During a “Seniors Summit” held on Sept. 10, 2007 at the Securities and Exchange Commission, regulators released a report summarizing the results of their examinations of “free lunch” investment seminars.
They looked at 110 securities firms and branch offices that sponsor sales seminars and offer a free lunch to entice attendees. The report concludes that 100% of the “seminars” were sales presentations, although most were advertised as “educational,” “workshops,” and “nothing will be sold.” Almost a quarter of the time they found indications that unsuitable investment recommendations were made. And 13% appeared to be fraudulent and were referred to authorities for possible enforcement or disciplinary action.

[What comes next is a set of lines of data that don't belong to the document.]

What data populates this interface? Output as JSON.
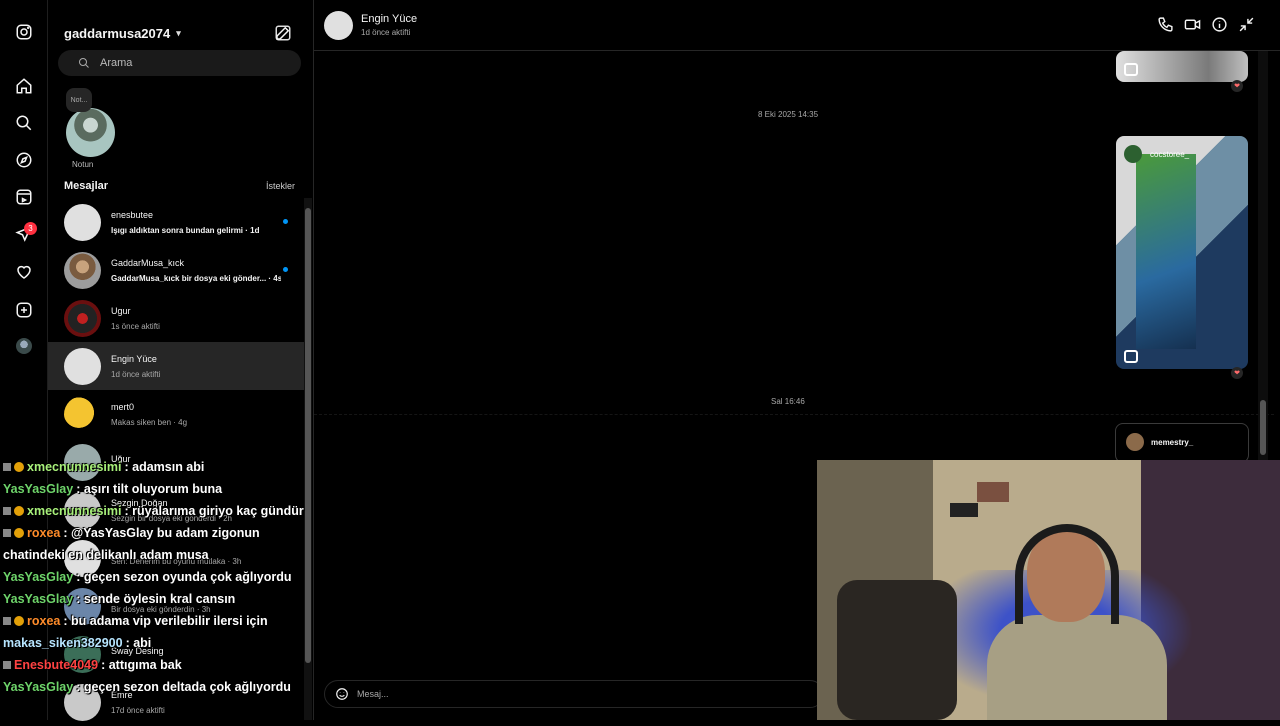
{
  "rail": {
    "icons": [
      "instagram-icon",
      "home-icon",
      "search-icon",
      "explore-icon",
      "reels-icon",
      "messages-icon",
      "notifications-icon",
      "create-icon"
    ],
    "messages_badge": "3"
  },
  "inbox": {
    "username": "gaddarmusa2074",
    "search_placeholder": "Arama",
    "note": {
      "bubble": "Not...",
      "label": "Notun"
    },
    "section_title": "Mesajlar",
    "requests_link": "İstekler",
    "threads": [
      {
        "name": "enesbutee",
        "preview": "Işıgı aldıktan sonra bundan gelirmi · 1d",
        "unread": true
      },
      {
        "name": "GaddarMusa_kıck",
        "preview": "GaddarMusa_kıck bir dosya eki gönder... · 4s",
        "unread": true
      },
      {
        "name": "Ugur",
        "preview": "1s önce aktifti",
        "unread": false
      },
      {
        "name": "Engin Yüce",
        "preview": "1d önce aktifti",
        "unread": false
      },
      {
        "name": "mert0",
        "preview": "Makas siken ben · 4g",
        "unread": false
      },
      {
        "name": "Uğur",
        "preview": "",
        "unread": false
      },
      {
        "name": "Sezgin Doğan",
        "preview": "Sezgin bir dosya eki gönderdi · 2h",
        "unread": false
      },
      {
        "name": "",
        "preview": "Sen: Denerim bu oyunu mutlaka · 3h",
        "unread": false
      },
      {
        "name": "",
        "preview": "Bir dosya eki gönderdin · 3h",
        "unread": false
      },
      {
        "name": "Sway Desing",
        "preview": "",
        "unread": false
      },
      {
        "name": "Emre",
        "preview": "17d önce aktifti",
        "unread": false
      }
    ]
  },
  "chat": {
    "contact_name": "Engin Yüce",
    "contact_status": "1d önce aktifti",
    "timestamp_1": "8 Eki 2025 14:35",
    "timestamp_2": "Sal 16:46",
    "reel_user": "cocstoree_",
    "shared_user": "memestry_",
    "composer_placeholder": "Mesaj...",
    "reaction": "❤"
  },
  "stream_chat": [
    {
      "user": "xmecnunnesimi",
      "msg": ": adamsın abi"
    },
    {
      "user": "YasYasGlay",
      "msg": ": aşırı tilt oluyorum buna"
    },
    {
      "user": "xmecnunnesimi",
      "msg": ": rüyalarıma giriyo kaç gündür"
    },
    {
      "user": "roxea",
      "msg": ": @YasYasGlay bu adam zigonun"
    },
    {
      "user": "",
      "msg": "chatindeki en delikanlı adam musa"
    },
    {
      "user": "YasYasGlay",
      "msg": ": geçen sezon oyunda çok ağlıyordu"
    },
    {
      "user": "YasYasGlay",
      "msg": ": sende öylesin kral cansın"
    },
    {
      "user": "roxea",
      "msg": ": bu adama vip verilebilir ilersi için"
    },
    {
      "user": "makas_siken382900",
      "msg": ": abi"
    },
    {
      "user": "Enesbute4049",
      "msg": ": attıgıma bak"
    },
    {
      "user": "YasYasGlay",
      "msg": ": geçen sezon deltada çok ağlıyordu"
    }
  ]
}
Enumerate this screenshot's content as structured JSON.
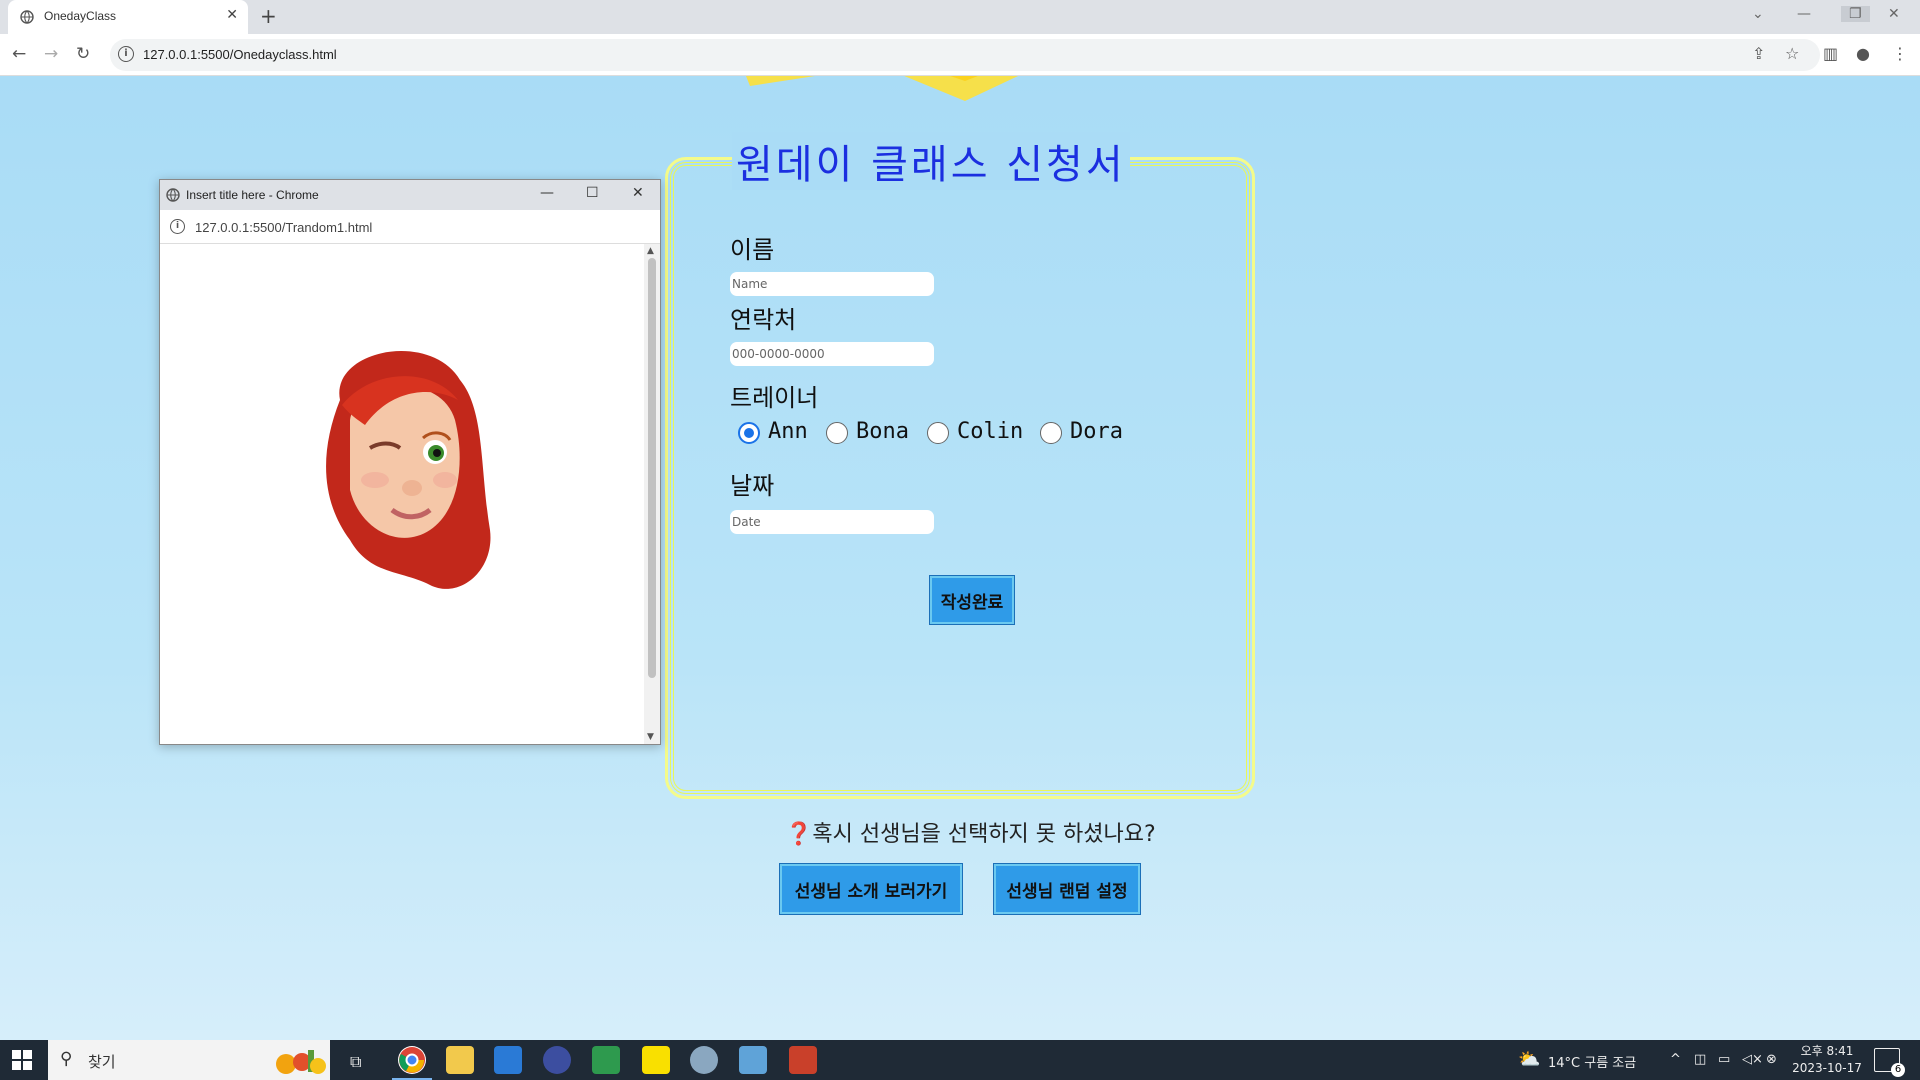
{
  "browser": {
    "tab_title": "OnedayClass",
    "new_tab": "+",
    "url": "127.0.0.1:5500/Onedayclass.html"
  },
  "popup": {
    "title": "Insert title here - Chrome",
    "url": "127.0.0.1:5500/Trandom1.html"
  },
  "form": {
    "title": "원데이 클래스 신청서",
    "name_label": "이름",
    "name_placeholder": "Name",
    "contact_label": "연락처",
    "contact_placeholder": "000-0000-0000",
    "trainer_label": "트레이너",
    "trainers": [
      "Ann",
      "Bona",
      "Colin",
      "Dora"
    ],
    "selected_trainer": "Ann",
    "date_label": "날짜",
    "date_placeholder": "Date",
    "submit_label": "작성완료"
  },
  "bottom": {
    "question_mark": "❓",
    "question": "혹시 선생님을 선택하지 못 하셨나요?",
    "btn_intro": "선생님 소개 보러가기",
    "btn_random": "선생님 랜덤 설정"
  },
  "taskbar": {
    "search_label": "찾기",
    "weather": "14°C 구름 조금",
    "time": "오후 8:41",
    "date": "2023-10-17",
    "notif_count": "6"
  },
  "colors": {
    "title_blue": "#1b2fe0",
    "button_blue": "#2f9be8",
    "frame_yellow": "#e9f75a",
    "bg_sky": "#a9dcf6"
  }
}
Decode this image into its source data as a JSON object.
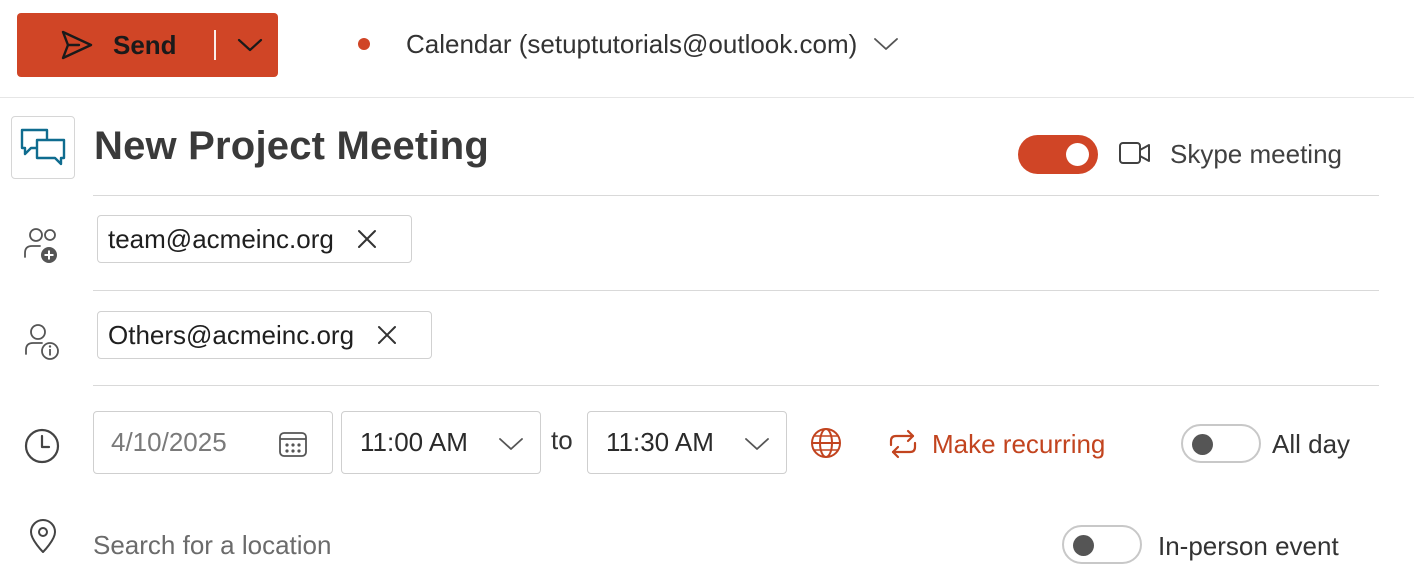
{
  "toolbar": {
    "send_label": "Send",
    "calendar_label": "Calendar (setuptutorials@outlook.com)"
  },
  "event": {
    "title": "New Project Meeting",
    "skype": {
      "label": "Skype meeting",
      "enabled": true
    },
    "required_attendees": [
      {
        "email": "team@acmeinc.org"
      }
    ],
    "optional_attendees": [
      {
        "email": "Others@acmeinc.org"
      }
    ],
    "date": "4/10/2025",
    "start_time": "11:00 AM",
    "to_label": "to",
    "end_time": "11:30 AM",
    "recurring_label": "Make recurring",
    "all_day": {
      "label": "All day",
      "enabled": false
    },
    "location": {
      "placeholder": "Search for a location",
      "value": ""
    },
    "in_person": {
      "label": "In-person event",
      "enabled": false
    }
  },
  "icons": {
    "send": "send-icon",
    "event_type": "chat-bubbles-icon",
    "camera": "video-camera-icon",
    "required": "people-add-icon",
    "optional": "person-info-icon",
    "clock": "clock-icon",
    "calendar": "calendar-icon",
    "globe": "globe-icon",
    "recurring": "repeat-icon",
    "location": "location-pin-icon"
  },
  "colors": {
    "accent": "#d04526",
    "link": "#c2441f",
    "teal": "#0f6c8f"
  }
}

SEC Chairman Christopher Cox said, “These findings are a wake-up call for securities regulators, the financial services industry and especially older investors. Not only were virtually all of the ‘free lunch’ seminars sales jobs in disguise, but half made misleading or exaggerated claims, and more than a third had unsuitable recommendations or outright fraud. The SEC and our fellow regulators intend to put a stop to this. We will step in whenever false claims are being made. We will sanction crooks who try to feast on the life savings of older investors. And we will work with every honest securities firm to help them do more to ensure that their interactions with older investors fully comply with the securities laws. I applaud the securities examiners whose collective work has clearly shown that there’s no such thing as a free lunch.”
Free lunch seminars often have names like “Seniors Financial Survival Seminar” or “Senior Financial Safety Workshop,” and offer “free” advice by “experts” on how to attain a secure retirement, or offer financial planning or inheritance advice. The advertisements often imply that there is an urgency to attend: “limited seating available” or “call now to reserve a seat.”
The ultimate and trite conclusion is that “there is no such thing as a free lunch.” Everyone, and especially seniors should “watch their backs,” “buyer beware,” and “if it sounds to good to be true, it probably is.” My advice is to review your options, take time to think things over, and get additional opinions before you take any planning or investment action.
The full news release – with links to the report and other resources – is at: